→ The problem
Report each line of the material below where the word "activate" can be found.

--------

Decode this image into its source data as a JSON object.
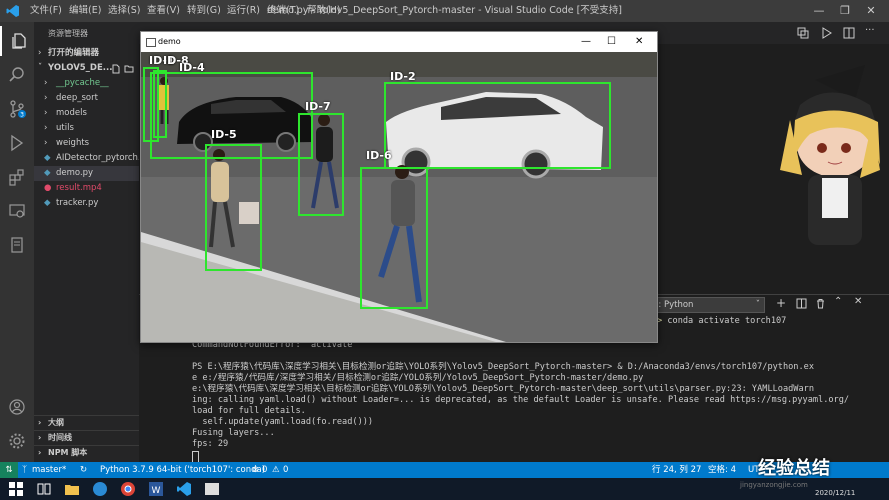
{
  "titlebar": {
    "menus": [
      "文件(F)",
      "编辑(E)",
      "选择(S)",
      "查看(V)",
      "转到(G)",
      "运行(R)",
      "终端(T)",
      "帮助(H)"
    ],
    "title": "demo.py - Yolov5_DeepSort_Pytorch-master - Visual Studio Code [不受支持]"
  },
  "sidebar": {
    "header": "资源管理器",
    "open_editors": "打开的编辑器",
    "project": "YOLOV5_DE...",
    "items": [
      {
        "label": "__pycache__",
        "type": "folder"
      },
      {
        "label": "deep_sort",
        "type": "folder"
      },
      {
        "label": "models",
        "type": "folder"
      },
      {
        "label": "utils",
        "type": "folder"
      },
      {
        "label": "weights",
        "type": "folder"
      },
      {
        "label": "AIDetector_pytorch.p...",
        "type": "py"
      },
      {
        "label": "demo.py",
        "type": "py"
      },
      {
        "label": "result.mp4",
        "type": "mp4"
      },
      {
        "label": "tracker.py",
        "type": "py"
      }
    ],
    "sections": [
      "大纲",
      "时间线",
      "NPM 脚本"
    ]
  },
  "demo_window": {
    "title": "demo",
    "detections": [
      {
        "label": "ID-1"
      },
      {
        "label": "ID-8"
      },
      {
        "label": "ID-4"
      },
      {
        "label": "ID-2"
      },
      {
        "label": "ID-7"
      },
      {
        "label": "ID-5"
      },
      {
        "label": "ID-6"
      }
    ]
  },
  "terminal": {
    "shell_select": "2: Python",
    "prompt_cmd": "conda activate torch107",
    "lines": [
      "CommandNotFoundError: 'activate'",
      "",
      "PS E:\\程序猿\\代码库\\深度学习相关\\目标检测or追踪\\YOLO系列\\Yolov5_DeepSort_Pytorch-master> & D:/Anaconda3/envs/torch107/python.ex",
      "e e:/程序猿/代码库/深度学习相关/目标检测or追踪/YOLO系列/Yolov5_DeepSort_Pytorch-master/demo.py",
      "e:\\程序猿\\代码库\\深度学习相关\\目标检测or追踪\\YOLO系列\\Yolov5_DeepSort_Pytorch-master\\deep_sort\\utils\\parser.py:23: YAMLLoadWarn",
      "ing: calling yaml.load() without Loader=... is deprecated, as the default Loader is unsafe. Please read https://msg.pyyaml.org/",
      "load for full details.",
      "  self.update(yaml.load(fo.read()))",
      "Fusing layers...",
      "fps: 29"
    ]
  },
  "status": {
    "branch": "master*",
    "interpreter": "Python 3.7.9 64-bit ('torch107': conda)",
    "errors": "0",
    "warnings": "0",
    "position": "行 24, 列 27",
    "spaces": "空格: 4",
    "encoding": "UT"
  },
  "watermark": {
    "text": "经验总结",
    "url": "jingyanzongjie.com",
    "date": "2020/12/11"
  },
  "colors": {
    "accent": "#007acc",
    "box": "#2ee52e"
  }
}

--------

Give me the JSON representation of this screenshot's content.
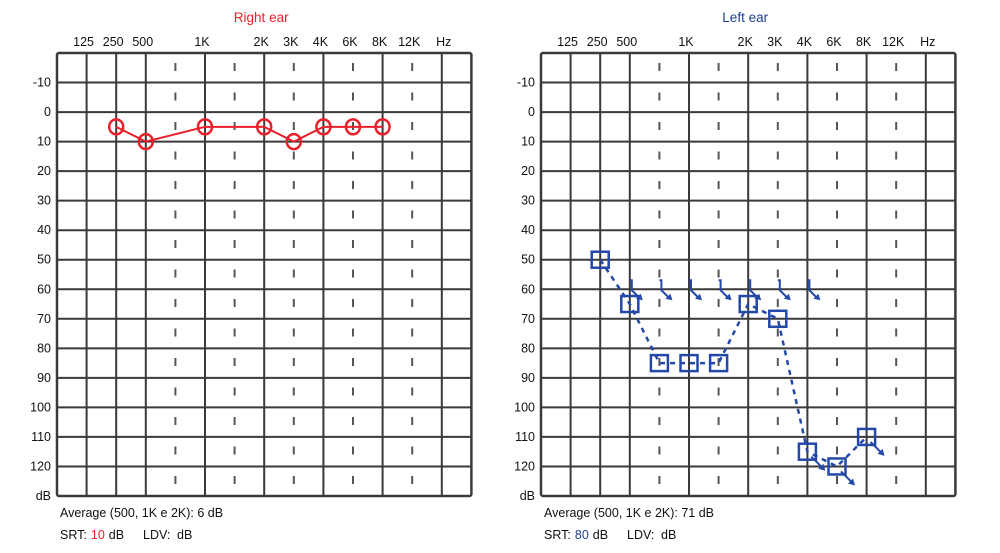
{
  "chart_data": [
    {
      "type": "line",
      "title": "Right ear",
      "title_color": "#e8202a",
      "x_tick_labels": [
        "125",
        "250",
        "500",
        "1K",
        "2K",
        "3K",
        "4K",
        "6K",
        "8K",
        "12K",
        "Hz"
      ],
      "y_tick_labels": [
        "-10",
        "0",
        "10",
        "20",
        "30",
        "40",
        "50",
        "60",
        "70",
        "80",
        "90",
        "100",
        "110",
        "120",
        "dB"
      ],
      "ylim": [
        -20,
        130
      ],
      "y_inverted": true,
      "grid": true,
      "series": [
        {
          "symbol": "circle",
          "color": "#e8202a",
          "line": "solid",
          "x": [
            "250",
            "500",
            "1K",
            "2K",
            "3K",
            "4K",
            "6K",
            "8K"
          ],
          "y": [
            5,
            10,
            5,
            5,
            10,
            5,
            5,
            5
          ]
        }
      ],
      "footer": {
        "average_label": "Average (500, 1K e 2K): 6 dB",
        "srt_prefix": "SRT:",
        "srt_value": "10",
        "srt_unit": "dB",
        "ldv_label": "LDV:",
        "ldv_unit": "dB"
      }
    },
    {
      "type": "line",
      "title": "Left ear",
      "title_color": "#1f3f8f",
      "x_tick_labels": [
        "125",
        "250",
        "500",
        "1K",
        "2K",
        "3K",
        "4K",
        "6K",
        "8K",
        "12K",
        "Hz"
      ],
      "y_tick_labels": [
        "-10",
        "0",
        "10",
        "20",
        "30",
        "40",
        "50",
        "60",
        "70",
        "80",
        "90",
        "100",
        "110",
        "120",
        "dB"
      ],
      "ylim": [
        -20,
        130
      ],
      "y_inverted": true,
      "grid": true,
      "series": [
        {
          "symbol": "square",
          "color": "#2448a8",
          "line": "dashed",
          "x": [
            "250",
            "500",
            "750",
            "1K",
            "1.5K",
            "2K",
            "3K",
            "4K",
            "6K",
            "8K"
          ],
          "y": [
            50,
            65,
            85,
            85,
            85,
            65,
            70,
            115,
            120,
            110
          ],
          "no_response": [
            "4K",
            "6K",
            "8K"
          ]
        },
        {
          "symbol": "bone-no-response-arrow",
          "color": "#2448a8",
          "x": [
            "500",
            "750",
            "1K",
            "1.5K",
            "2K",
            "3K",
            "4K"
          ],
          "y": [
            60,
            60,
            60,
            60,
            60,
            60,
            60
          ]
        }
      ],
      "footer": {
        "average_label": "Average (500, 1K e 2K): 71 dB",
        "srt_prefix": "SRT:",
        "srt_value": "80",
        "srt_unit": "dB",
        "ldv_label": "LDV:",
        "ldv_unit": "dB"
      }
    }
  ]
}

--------

→ Answer box
    "prompt_cmd": "conda activate torch107",
      "CommandNotFoundError: 'activate'",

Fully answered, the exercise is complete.